The trigger was a cascade of revelations alleging sexual aggression and coercion over many decades by movie mogul Harvey Weinstein.

Actress Alyssa Milano posted a tweet calling for all women who had been sexually harassed or assaulted at some point in their lives to post a “Me too” acknowledgement. The point, widely embraced, was to demonstrate how frequently women are affected.

Since Milano’s post, #MeToo has been tweeted more than one million times, according to Rolling Stone magazine. The movement quickly spread to other social media platforms, leading many Linfield students to encounter it on Facebook, where survivors posted “Me too,” sometimes following up by sharing personal experiences.

Junior Adrian Iu, who is minoring in gender studies, said sharing the hashtag is a way for survivors to validate their own experiences. Although it provides a platform for that sharing, he said, it does not create an obligation for people to also share details they may not be comfortable having out in general circulation.

The hashtag and other kinds of “Me too” posts have aided in dismantling some stereotypes about who is affected by sexual harassment, according to Daniel Pollack-Pelzner, a professor of English and gender studies. By spreading those two words, people are helping “break down the notion that only a certain type of woman is vulnerable,” he said.

He said the Harvey Weinstein allegations also serve as a reminder that relationships between bosses and employees are “inherently unequal,” and thus can readily be exploited.

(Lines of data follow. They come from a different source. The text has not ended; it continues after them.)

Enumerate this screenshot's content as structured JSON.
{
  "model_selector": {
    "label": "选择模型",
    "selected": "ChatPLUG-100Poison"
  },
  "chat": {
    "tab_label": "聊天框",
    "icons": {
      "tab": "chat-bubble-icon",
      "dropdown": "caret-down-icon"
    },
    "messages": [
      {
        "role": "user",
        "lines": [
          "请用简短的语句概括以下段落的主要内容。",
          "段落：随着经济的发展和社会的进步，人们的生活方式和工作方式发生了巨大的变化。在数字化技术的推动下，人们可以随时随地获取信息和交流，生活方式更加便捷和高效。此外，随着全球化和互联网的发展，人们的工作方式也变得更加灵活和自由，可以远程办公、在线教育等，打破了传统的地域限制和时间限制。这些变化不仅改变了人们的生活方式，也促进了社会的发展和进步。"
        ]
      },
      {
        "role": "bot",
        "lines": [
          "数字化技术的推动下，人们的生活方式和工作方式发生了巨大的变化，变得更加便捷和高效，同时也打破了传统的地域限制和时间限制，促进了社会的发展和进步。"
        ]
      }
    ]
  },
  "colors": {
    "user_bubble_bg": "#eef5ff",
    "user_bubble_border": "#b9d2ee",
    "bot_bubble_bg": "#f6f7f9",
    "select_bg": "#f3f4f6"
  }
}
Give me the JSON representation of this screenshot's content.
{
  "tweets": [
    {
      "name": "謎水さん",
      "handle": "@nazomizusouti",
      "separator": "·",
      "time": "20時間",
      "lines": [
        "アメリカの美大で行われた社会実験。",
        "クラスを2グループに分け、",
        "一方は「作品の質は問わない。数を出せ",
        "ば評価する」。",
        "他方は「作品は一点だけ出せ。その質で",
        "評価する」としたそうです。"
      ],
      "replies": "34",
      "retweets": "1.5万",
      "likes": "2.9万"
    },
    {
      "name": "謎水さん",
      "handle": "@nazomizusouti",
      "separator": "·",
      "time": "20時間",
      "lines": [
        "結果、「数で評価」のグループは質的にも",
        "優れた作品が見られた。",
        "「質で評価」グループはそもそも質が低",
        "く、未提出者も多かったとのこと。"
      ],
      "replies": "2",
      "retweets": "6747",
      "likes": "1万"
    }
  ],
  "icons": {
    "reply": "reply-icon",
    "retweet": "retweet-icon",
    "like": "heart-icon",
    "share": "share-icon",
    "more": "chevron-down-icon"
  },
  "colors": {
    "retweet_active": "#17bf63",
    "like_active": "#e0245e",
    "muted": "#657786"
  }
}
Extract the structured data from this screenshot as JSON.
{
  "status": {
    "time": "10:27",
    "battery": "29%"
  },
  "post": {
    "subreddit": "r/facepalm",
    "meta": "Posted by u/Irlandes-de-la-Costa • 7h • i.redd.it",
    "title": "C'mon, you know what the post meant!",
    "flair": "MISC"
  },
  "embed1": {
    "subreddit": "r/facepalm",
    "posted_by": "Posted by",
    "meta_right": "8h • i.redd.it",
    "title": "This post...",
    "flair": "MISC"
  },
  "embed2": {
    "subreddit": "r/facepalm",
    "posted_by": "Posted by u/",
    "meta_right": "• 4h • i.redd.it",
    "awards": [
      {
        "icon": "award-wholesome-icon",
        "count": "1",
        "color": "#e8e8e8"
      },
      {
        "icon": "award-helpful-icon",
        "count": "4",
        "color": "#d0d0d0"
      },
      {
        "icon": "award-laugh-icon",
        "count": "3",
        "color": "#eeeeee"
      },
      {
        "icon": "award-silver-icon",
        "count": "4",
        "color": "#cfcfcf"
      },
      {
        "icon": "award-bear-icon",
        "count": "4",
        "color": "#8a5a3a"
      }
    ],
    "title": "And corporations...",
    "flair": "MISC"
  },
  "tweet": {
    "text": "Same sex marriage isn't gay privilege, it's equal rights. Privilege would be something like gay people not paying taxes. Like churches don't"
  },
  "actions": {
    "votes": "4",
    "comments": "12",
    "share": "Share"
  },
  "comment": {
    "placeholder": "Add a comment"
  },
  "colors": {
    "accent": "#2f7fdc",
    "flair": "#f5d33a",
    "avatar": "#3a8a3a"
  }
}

But some observers think the use of #MeToo may put survivors on the spot, coercing them into sharing when they may not actually wish to, according to mass communication professor Susan Currie Sivek. Critics further argue the movement puts the burden on women, as they are most often the victims of sexual harassment, she said.

Sivek also noted that sexual harassment is about more than just gender and power, that class issues also play a role. For example, she said, women dealing with harassment at work may lack the economic security to leave their jobs.

The “Me too” slogan actually got its start with black feminist activist Tarana Burke in 2007. Founder of the nonprofit Just Be Inc., Burke was looking for tools to support victims of sexual harassment and assault when she hit on “Me too.”

Women of color have complained about the lack of acknowledgement Burke has received from white feminists. In an interview with CBS News, Burke noted that Milano had responded by reaching out to her, telling her she admired her work and was attempting to be true to it.

The conversation turns now to a question asked by Pollack-Pelzner: “What are we doing that creates a culture in which these acts are so pervasive, and how can we change it?”

When he thinks the “Me too” movement has fostered increased awareness, Iu favors more focus on educating people about the issue and developing systems that encourage survivors to report transgressions at the time.

English professor and gender studies minor coordinator Reshmi Dutt-Ballerstadt echoed Iu’s sentiment, saying people’s attitudes have to change before anything else can.

“In order for any change to occur in a broader cultural or societal level, there needs to be mass education, change in policies, legal interventions, and a vibrant discourse that challenges toxic masculinity and rampant misogyny,” she said.

Actress Lupita Nyong’o expressed a similar view nationally in an Oct. 19 opinion piece appearing in The New York Times. “What I am most interested in now is combating the shame we go through, which keeps us isolated and allows for harm to continue to be done.”